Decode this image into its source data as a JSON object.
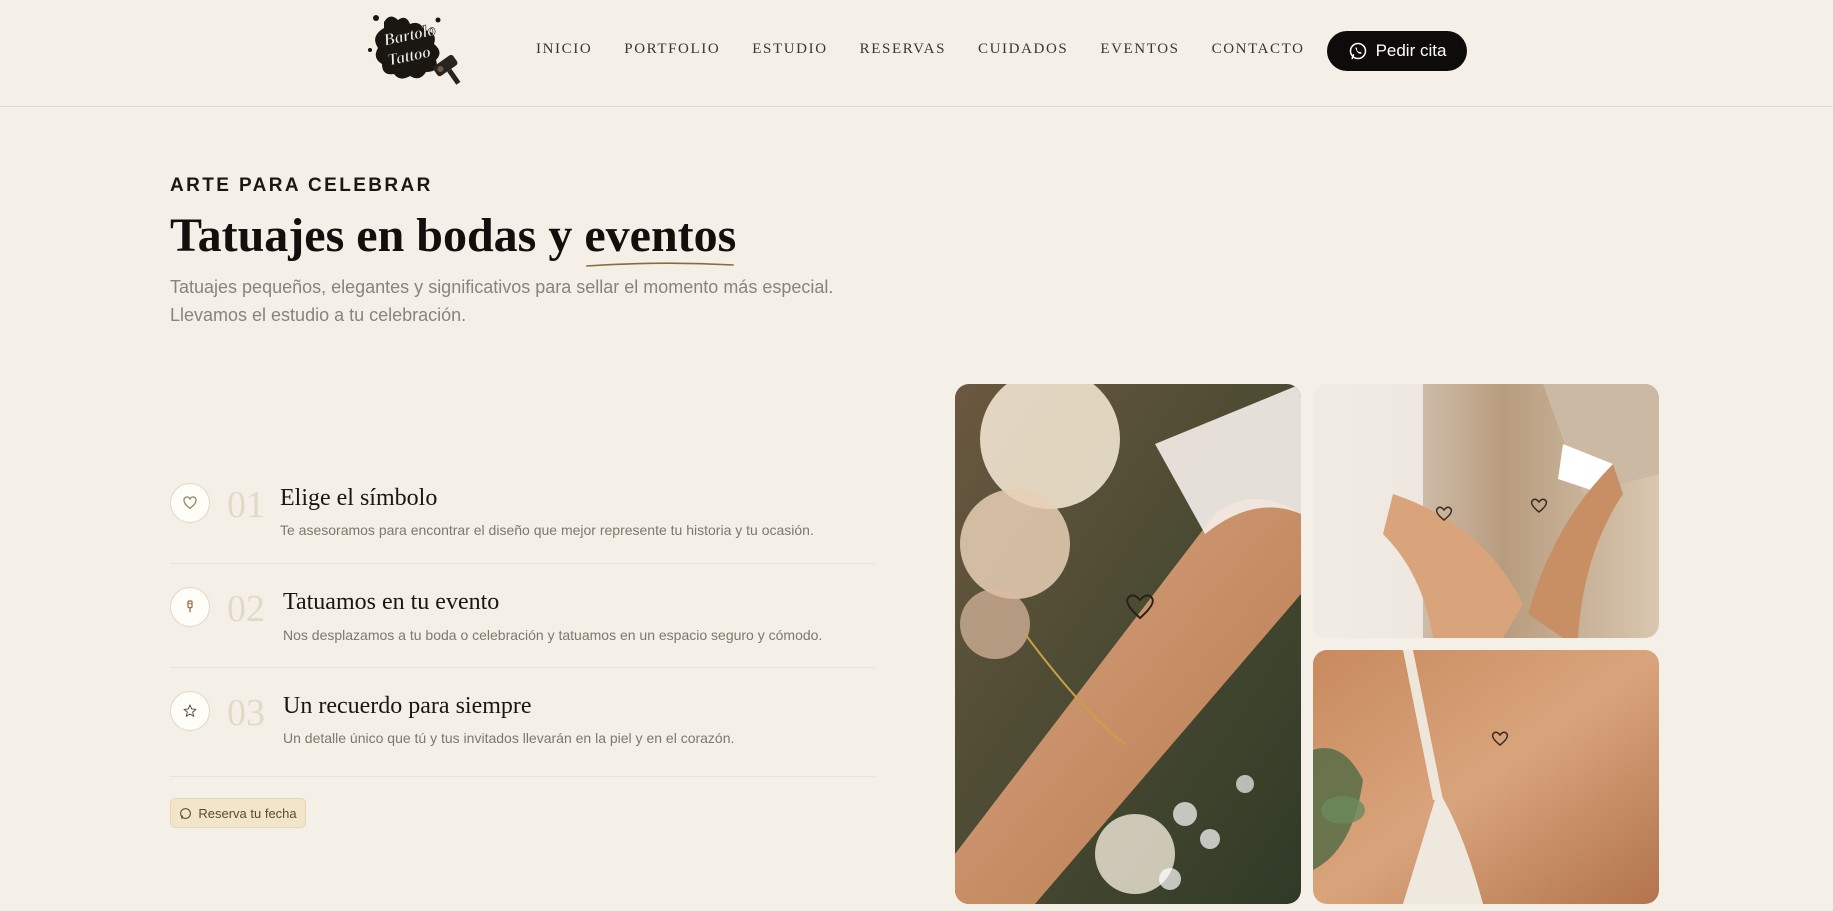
{
  "header": {
    "logo_text": "Bartolo Tattoo",
    "nav": [
      {
        "label": "INICIO"
      },
      {
        "label": "PORTFOLIO"
      },
      {
        "label": "ESTUDIO"
      },
      {
        "label": "RESERVAS"
      },
      {
        "label": "CUIDADOS"
      },
      {
        "label": "EVENTOS"
      },
      {
        "label": "CONTACTO"
      }
    ],
    "cta_label": "Pedir cita",
    "cta_icon": "whatsapp-icon"
  },
  "hero": {
    "eyebrow": "ARTE PARA CELEBRAR",
    "title_start": "Tatuajes en bodas y ",
    "title_emphasis": "eventos",
    "subtitle_line1": "Tatuajes pequeños, elegantes y significativos para sellar el momento más especial.",
    "subtitle_line2": "Llevamos el estudio a tu celebración."
  },
  "steps": [
    {
      "icon": "heart-icon",
      "number": "01",
      "title": "Elige el símbolo",
      "description": "Te asesoramos para encontrar el diseño que mejor represente tu historia y tu ocasión."
    },
    {
      "icon": "tattoo-machine-icon",
      "number": "02",
      "title": "Tatuamos en tu evento",
      "description": "Nos desplazamos a tu boda o celebración y tatuamos en un espacio seguro y cómodo."
    },
    {
      "icon": "star-icon",
      "number": "03",
      "title": "Un recuerdo para siempre",
      "description": "Un detalle único que tú y tus invitados llevarán en la piel y en el corazón."
    }
  ],
  "book_button": {
    "label": "Reserva tu fecha",
    "icon": "whatsapp-icon"
  },
  "gallery": [
    {
      "description": "wrist-heart-tattoo-photo"
    },
    {
      "description": "couple-hands-heart-tattoos-photo"
    },
    {
      "description": "collarbone-heart-tattoo-photo"
    }
  ],
  "colors": {
    "background": "#f4f0e8",
    "cta_background": "#0d0c0b",
    "accent_gold": "#8e6a3a",
    "button_soft": "#f3e5c9"
  }
}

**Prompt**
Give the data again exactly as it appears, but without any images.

**Result of this exercise**
Decode this image into its source data as a JSON object.
{
  "header": {
    "logo_text": "Bartolo Tattoo",
    "nav": [
      {
        "label": "INICIO"
      },
      {
        "label": "PORTFOLIO"
      },
      {
        "label": "ESTUDIO"
      },
      {
        "label": "RESERVAS"
      },
      {
        "label": "CUIDADOS"
      },
      {
        "label": "EVENTOS"
      },
      {
        "label": "CONTACTO"
      }
    ],
    "cta_label": "Pedir cita",
    "cta_icon": "whatsapp-icon"
  },
  "hero": {
    "eyebrow": "ARTE PARA CELEBRAR",
    "title_start": "Tatuajes en bodas y ",
    "title_emphasis": "eventos",
    "subtitle_line1": "Tatuajes pequeños, elegantes y significativos para sellar el momento más especial.",
    "subtitle_line2": "Llevamos el estudio a tu celebración."
  },
  "steps": [
    {
      "icon": "heart-icon",
      "number": "01",
      "title": "Elige el símbolo",
      "description": "Te asesoramos para encontrar el diseño que mejor represente tu historia y tu ocasión."
    },
    {
      "icon": "tattoo-machine-icon",
      "number": "02",
      "title": "Tatuamos en tu evento",
      "description": "Nos desplazamos a tu boda o celebración y tatuamos en un espacio seguro y cómodo."
    },
    {
      "icon": "star-icon",
      "number": "03",
      "title": "Un recuerdo para siempre",
      "description": "Un detalle único que tú y tus invitados llevarán en la piel y en el corazón."
    }
  ],
  "book_button": {
    "label": "Reserva tu fecha",
    "icon": "whatsapp-icon"
  },
  "gallery": [
    {
      "description": "wrist-heart-tattoo-photo"
    },
    {
      "description": "couple-hands-heart-tattoos-photo"
    },
    {
      "description": "collarbone-heart-tattoo-photo"
    }
  ],
  "colors": {
    "background": "#f4f0e8",
    "cta_background": "#0d0c0b",
    "accent_gold": "#8e6a3a",
    "button_soft": "#f3e5c9"
  }
}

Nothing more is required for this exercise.